I don't think it necessarily matters where the author starts out as a successful writer. I think what happens is that sometimes when they transition they get so anxious to "do a story right" that they attempt to mimic others and what comes out feels inorganic and strained.


message 43: by D.M. (new)

D.M. Dutcher Katy, can you name a few? I can't think of any, but I can think of a lot that have started with adult and dipped into kids lit with a few books. Even then they aren't known for them-Terry Pratchett will be known for Discworld's adult books and not the The Wee Free Men (Discworld, #30), for example. Generally if they make their name in kids lit first, they stay there. Check out the Newberry Award list, and see how few writers you can recognize for their adult fiction.

I'm not sure if it's readers expectations or the skill set needed to write excellent kids fiction being different from adult works, but it happens.


message 44: by Katy (new) - added it

Katy D.M. wrote: "Katy, can you name a few? I can't think of any, but I can think of a lot that have started with adult and dipped into kids lit with a few books. Even then they aren't known for them-Terry Pratchett..."

I can't remember any of the names of the top of my head, but in another thread several were mentioned. Sorry for my bad memory


message 45: by D.M. (new)

D.M. Dutcher Katy wrote: "D.M. wrote: "Katy, can you name a few? I can't think of any, but I can think of a lot that have started with adult and dipped into kids lit with a few books. Even then they aren't known for them-Te..."

No worries. I'm not saying it isn't unfair, but it's more that it's just very uncommon if it does exist. I mean, if you win a Hugo award in SF, or even are a pop singer or basketball player you can get into the kids market, and sometimes do very well, but the reverse rarely seems to happen in my experience. I wonder why she did it.


message 46: by Johne (new)

Johne I swear I'm going to start swearing to Bast! Brilliant!


Katherine Coble Johne wrote: "I swear I'm going to start swearing to Bast! Brilliant! "

I know I as a Mennonite can't swear an oath. But I also can't live without the rhythmic perfection and emphasis of "I swear to----". So I plug in gods from ancient religions. Or I used to until about a year ago when I realised that "I swear to Bast" was thematically perfect with my perpetually used "holy cats."

And no. I can't believe I put this much thought into it.


message 48: by Katy (new) - added it

Katy Johne wrote: "I swear I'm going to start swearing to Bast! Brilliant! "

In a book I recently read, The Hallowed Ones, the monsters (a form of vampire) couldn't come into any holy soil. The Amish teen telling the story was very confused that one of those places was a temple to Bast in a strip mall in New Jersey... :-)


Katherine Coble I should read that, if only to add to my collection of narratives about how The Outside World views us Anabaptists.


message 50: by Katy (new) - added it

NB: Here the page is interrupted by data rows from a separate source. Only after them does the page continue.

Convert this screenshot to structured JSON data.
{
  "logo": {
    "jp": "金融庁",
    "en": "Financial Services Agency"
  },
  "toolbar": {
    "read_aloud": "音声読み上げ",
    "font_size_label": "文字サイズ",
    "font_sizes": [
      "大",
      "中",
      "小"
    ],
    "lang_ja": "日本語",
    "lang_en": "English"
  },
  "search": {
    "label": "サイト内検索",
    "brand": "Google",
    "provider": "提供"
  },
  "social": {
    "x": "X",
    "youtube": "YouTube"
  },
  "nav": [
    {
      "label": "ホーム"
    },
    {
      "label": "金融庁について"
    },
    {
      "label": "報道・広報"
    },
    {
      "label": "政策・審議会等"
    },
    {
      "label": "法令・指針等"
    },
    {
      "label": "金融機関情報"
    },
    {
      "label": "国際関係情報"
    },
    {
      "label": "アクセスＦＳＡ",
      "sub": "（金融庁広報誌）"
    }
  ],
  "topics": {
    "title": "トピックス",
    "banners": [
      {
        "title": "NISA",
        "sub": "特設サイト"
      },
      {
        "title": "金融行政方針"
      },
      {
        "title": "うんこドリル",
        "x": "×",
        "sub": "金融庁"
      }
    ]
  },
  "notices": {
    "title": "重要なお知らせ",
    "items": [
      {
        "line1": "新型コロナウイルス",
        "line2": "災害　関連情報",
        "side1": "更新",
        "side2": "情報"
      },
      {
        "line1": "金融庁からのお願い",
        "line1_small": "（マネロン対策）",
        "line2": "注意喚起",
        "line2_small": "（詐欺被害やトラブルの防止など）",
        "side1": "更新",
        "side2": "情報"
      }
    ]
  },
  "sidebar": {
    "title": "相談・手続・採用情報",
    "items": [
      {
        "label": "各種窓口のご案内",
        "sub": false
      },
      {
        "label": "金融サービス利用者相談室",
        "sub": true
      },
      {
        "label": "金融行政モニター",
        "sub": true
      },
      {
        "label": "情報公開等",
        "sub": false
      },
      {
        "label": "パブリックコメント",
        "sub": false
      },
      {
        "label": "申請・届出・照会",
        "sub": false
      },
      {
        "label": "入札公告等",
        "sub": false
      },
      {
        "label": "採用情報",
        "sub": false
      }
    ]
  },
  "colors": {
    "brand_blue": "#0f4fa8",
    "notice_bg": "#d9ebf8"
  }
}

Katy Katherine wrote: "I should read that, if only to add to my collection of narratives about how The Outside World views us Anabaptists."

I'm not an expert, but from the little bit I know I think it's fairly accurate. It was a very entertaining story, too.


« previous 1
back to top